What this task involves:
Look through the entries for the string "JSON" and copy every line where it shows up.

[[ Data shown, beginning ]]

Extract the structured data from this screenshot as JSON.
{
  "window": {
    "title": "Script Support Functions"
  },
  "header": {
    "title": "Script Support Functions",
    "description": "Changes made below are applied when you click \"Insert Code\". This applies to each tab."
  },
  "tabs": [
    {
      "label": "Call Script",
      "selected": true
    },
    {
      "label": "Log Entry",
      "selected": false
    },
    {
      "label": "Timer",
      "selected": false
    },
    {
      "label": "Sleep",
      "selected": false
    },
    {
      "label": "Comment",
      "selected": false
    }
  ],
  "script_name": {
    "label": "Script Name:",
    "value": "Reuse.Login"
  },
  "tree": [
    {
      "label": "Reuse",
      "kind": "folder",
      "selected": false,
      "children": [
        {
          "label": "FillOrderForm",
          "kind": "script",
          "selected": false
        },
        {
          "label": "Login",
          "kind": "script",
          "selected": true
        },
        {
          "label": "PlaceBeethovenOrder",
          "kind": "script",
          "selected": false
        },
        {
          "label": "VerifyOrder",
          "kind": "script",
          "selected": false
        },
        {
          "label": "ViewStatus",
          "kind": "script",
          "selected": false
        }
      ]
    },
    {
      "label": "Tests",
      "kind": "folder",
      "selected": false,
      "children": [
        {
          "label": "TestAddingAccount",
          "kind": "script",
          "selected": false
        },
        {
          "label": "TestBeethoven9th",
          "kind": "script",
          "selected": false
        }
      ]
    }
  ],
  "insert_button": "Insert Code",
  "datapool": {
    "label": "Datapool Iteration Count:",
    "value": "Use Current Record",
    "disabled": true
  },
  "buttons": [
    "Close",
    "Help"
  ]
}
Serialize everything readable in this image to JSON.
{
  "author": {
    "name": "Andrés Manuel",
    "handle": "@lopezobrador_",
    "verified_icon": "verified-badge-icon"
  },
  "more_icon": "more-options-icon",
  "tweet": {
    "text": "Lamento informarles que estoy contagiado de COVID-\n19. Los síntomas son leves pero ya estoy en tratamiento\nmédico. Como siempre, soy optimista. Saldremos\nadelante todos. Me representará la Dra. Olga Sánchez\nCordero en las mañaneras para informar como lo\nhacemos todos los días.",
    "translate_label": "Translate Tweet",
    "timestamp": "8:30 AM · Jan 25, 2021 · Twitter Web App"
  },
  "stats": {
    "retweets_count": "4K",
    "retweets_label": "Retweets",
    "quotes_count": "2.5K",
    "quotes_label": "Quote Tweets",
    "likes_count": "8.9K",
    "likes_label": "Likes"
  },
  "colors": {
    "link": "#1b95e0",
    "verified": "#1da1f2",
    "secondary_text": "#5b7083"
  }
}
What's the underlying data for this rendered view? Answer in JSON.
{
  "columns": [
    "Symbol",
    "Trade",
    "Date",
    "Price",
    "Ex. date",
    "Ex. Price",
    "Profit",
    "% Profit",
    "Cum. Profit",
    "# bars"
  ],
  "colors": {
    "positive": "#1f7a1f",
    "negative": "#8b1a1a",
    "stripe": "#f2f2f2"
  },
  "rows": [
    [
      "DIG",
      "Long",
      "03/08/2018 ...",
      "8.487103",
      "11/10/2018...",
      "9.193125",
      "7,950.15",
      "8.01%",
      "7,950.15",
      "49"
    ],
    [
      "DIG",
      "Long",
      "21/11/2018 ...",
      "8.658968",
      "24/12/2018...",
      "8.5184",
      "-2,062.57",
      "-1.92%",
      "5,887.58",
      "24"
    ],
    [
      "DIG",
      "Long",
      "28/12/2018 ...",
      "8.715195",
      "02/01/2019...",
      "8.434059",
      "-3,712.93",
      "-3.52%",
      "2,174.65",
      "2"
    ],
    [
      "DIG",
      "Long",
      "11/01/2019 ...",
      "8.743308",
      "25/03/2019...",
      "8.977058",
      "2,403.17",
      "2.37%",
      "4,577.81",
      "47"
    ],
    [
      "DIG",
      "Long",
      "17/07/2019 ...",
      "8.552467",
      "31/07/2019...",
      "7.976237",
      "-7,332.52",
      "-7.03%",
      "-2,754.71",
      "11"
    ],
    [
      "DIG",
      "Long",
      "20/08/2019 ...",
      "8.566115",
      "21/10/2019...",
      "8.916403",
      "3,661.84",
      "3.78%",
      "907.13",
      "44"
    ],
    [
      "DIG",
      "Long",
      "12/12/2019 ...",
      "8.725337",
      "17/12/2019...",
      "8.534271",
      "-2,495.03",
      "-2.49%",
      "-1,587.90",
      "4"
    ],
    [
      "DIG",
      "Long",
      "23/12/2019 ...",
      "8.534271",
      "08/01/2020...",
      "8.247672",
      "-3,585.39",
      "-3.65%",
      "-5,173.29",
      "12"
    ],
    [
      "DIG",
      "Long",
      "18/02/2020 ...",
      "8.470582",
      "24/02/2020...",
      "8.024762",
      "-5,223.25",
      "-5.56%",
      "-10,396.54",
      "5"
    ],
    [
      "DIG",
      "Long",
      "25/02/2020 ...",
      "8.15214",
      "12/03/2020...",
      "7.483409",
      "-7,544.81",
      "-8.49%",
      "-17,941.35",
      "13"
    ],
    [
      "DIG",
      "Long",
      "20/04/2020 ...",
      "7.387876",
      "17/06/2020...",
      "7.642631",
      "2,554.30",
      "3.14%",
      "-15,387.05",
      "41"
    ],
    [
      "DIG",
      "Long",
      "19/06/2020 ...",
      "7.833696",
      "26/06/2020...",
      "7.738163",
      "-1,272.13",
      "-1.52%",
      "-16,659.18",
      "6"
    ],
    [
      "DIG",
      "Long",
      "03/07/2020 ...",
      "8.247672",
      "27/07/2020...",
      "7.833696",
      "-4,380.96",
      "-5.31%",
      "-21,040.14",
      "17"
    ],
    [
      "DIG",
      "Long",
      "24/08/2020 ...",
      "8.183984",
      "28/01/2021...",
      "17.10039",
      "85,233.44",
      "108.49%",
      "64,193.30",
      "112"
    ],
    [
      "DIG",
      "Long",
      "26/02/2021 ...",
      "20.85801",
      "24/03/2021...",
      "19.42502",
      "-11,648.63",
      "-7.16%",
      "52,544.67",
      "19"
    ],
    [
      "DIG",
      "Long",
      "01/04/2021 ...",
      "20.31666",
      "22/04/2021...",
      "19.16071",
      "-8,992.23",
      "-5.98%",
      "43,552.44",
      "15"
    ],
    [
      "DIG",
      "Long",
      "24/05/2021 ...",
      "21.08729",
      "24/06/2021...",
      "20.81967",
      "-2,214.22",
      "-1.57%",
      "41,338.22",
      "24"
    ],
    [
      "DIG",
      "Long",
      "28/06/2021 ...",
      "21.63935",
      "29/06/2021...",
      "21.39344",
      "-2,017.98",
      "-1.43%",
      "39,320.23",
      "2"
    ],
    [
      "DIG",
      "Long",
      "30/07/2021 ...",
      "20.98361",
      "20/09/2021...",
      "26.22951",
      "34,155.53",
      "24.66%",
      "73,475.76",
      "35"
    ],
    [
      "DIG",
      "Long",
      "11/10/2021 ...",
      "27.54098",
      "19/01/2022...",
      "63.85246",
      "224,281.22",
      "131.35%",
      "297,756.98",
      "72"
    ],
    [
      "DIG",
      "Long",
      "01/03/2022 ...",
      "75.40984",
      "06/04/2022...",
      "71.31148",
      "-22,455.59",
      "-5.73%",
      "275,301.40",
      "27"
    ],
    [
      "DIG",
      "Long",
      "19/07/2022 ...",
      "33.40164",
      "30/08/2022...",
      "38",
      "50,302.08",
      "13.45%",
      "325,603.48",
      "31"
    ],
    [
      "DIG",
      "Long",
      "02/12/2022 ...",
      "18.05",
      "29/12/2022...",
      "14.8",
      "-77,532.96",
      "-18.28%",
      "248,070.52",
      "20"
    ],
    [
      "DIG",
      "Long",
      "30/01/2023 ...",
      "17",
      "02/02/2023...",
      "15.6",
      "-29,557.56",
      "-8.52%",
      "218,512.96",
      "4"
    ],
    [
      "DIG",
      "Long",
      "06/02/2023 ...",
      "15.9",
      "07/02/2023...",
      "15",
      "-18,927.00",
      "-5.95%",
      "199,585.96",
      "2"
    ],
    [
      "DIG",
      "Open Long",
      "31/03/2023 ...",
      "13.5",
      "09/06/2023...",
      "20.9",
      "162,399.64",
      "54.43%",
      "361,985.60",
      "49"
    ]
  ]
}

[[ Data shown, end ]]

Solution for this problem:
Extract the structured data from this screenshot as JSON.
Serialize everything readable in this image to JSON.
What's the underlying data for this rendered view? Answer in JSON.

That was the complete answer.